Notice that if the real gross domestic output goes up, employment will go up sooner or later. Producers may first request overtime from existing workers if they are not sure whether the increased level of output can be maintained in the future. But as soon as they feel reasonably sure that the increased output level is relatively permanent, they will hire additional permanent workers. This will raise the level of employment of the labor force in the economy and will, in general, reduce the unemployment rate. Thus, the aggregate output measure and the unemployment rate variable go hand in hand. Either will suffice to convey roughly the same information about economic conditions in the economy. Of the two, it is has been customary to use the unemployment rate because it is more readily understood than a measure of aggregate output such as GDP.
Similarly, the nominal interest rate and the inflation rate are linked. If the inflation rate goes up, so does the nominal interest rate. This is because people care about the real interest rate (the interest rate adjusted for the inflation rate). Thus, if the inflation rate goes up, the real value of a given nominal interest rate declines. As a result, savers require higher nominal interest rates in order to be compensated for the higher inflation rate. Usually, the difference between the nominal interest rate and the inflation rate is 3 percent—a level at which lenders feel comfortable lending. Thus, the nominal interest rate and the inflation rate also go hand in hand. Out of these two variables, it has been customary to use the inflation rate to describe economic conditions because the public readily understands it.
Thus, the minimum number of characteristics used to describe economic conditions are two: the unemployment rate and the inflation rate. They both have negative connotations—neither a higher unemployment rate nor a higher inflation rate is considered desirable. Even reporting information on these two variables gets a little complicated as it is widely believed that there is a trade-off between the unemployment rate and the inflation rate. That is, macroeconomic policy makers can follow an economic policy that may lower one rate while increasing the other. Thus, an expansionary monetary policy may reduce the unemployment rate by increasing the aggregate demand in the economy—due to a lower interest rate, consumers are able to finance additional spending through borrowing, and businesses are able to invest more as the cost of borrowing goes down. The upward pressure on aggregate demand, however, also places upward pressure on the price level, raising the inflation rate.
Because of the above mentioned trade-off, it is desirable to examine information on both the unemployment rate and the inflation rate to better understand the economic conditions in the economy. Sometimes, these two variables are combined, in an attempt to give a better picture than when unemployment and inflation rates are looked at separately. The sum of the unemployment rate and the inflation rate has been dubbed as the misery index. The adjective "misery" alludes to the negative connotations associated with the unemployment and inflation rates. Adding them together takes care of the trade-off—one rate may go up and the second may go down, but the misery index captures both.

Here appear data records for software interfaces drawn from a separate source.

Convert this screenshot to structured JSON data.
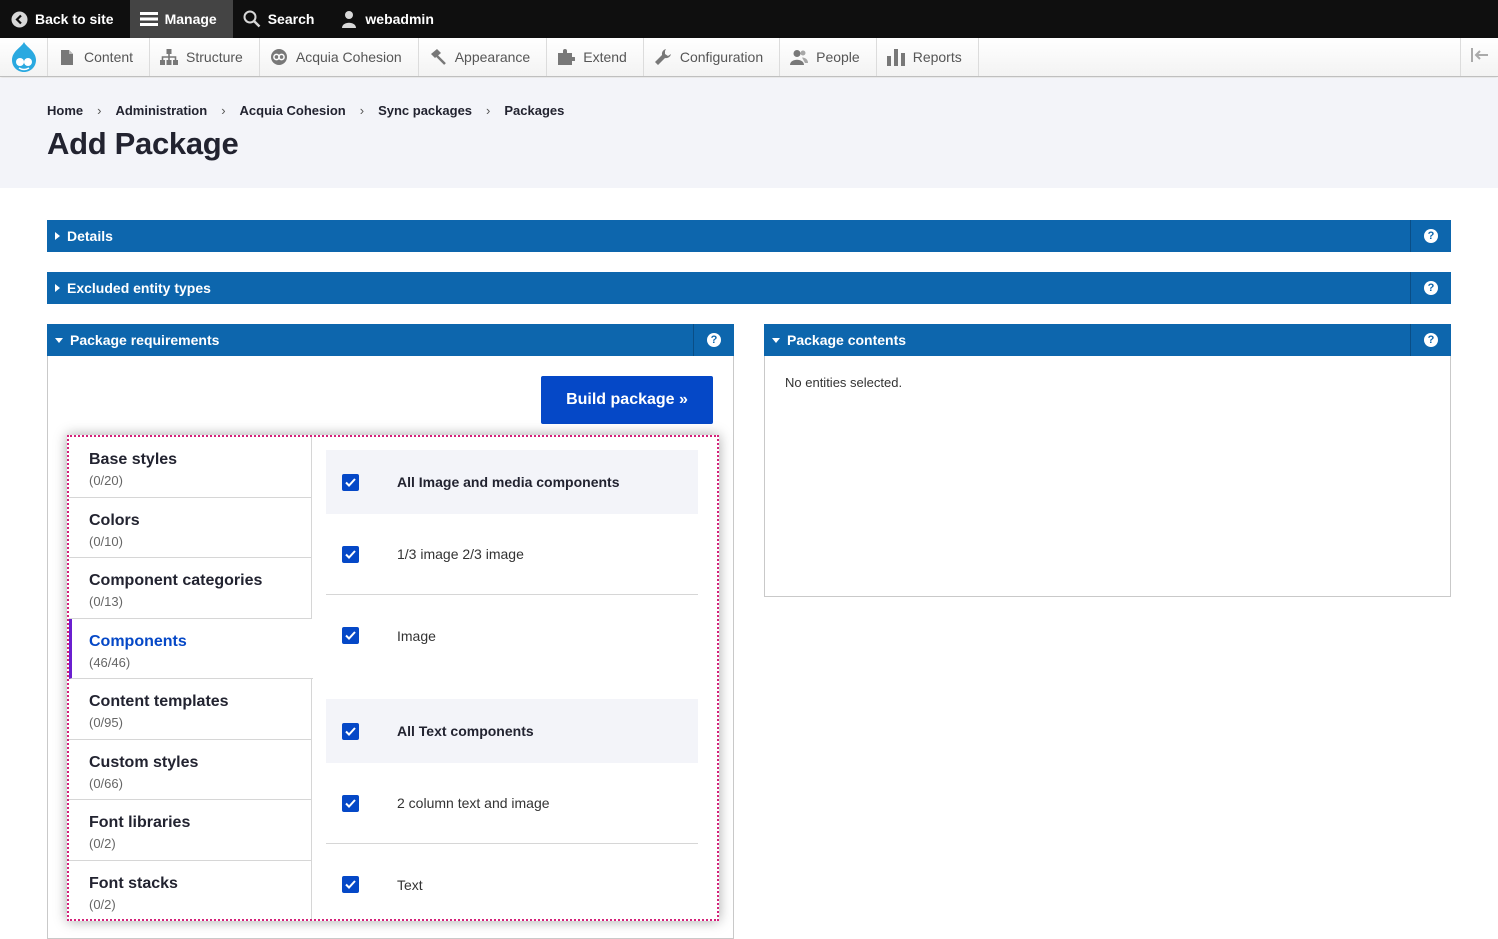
{
  "toolbar": {
    "back_label": "Back to site",
    "manage_label": "Manage",
    "search_label": "Search",
    "user_label": "webadmin"
  },
  "tray": {
    "items": [
      {
        "label": "Content",
        "icon": "document-icon"
      },
      {
        "label": "Structure",
        "icon": "sitemap-icon"
      },
      {
        "label": "Acquia Cohesion",
        "icon": "cohesion-icon"
      },
      {
        "label": "Appearance",
        "icon": "paint-icon"
      },
      {
        "label": "Extend",
        "icon": "puzzle-icon"
      },
      {
        "label": "Configuration",
        "icon": "wrench-icon"
      },
      {
        "label": "People",
        "icon": "people-icon"
      },
      {
        "label": "Reports",
        "icon": "bar-chart-icon"
      }
    ]
  },
  "breadcrumb": [
    "Home",
    "Administration",
    "Acquia Cohesion",
    "Sync packages",
    "Packages"
  ],
  "page_title": "Add Package",
  "sections": {
    "details": "Details",
    "excluded": "Excluded entity types",
    "requirements": "Package requirements",
    "contents": "Package contents"
  },
  "build_button": "Build package »",
  "contents_empty": "No entities selected.",
  "categories": [
    {
      "label": "Base styles",
      "count": "(0/20)"
    },
    {
      "label": "Colors",
      "count": "(0/10)"
    },
    {
      "label": "Component categories",
      "count": "(0/13)"
    },
    {
      "label": "Components",
      "count": "(46/46)"
    },
    {
      "label": "Content templates",
      "count": "(0/95)"
    },
    {
      "label": "Custom styles",
      "count": "(0/66)"
    },
    {
      "label": "Font libraries",
      "count": "(0/2)"
    },
    {
      "label": "Font stacks",
      "count": "(0/2)"
    }
  ],
  "component_rows": [
    {
      "label": "All Image and media components",
      "checked": true
    },
    {
      "label": "1/3 image 2/3 image",
      "checked": true
    },
    {
      "label": "Image",
      "checked": true
    },
    {
      "label": "All Text components",
      "checked": true
    },
    {
      "label": "2 column text and image",
      "checked": true
    },
    {
      "label": "Text",
      "checked": true
    }
  ],
  "colors": {
    "toolbar_bg": "#0f0f0f",
    "accordion_blue": "#0d66ad",
    "primary_button": "#0548c7",
    "highlight_border": "#d4217a"
  }
}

Thus, the higher the value of the misery index, the worse are the overall economic conditions. One must, however, realize that the use of a single broad concept such as the misery index is probably not adequate to describe economic conditions properly. At the bare minimum, one should use the unemployment rate and the inflation rate separately to summarize the economic conditions of an economy.
[ Anandi P Sahu , Ph.D. ]
Froyen, Richard T. Macroeconomics: Theories and Policies. 6th ed. Prentice Hall, 1998.
Gordon, Robert J. Macroeconomics, 7th ed. Addison-Wesley, 1998.
Sommers, Albert T. U.S. Economy Demystified. Lexington Books, 1985.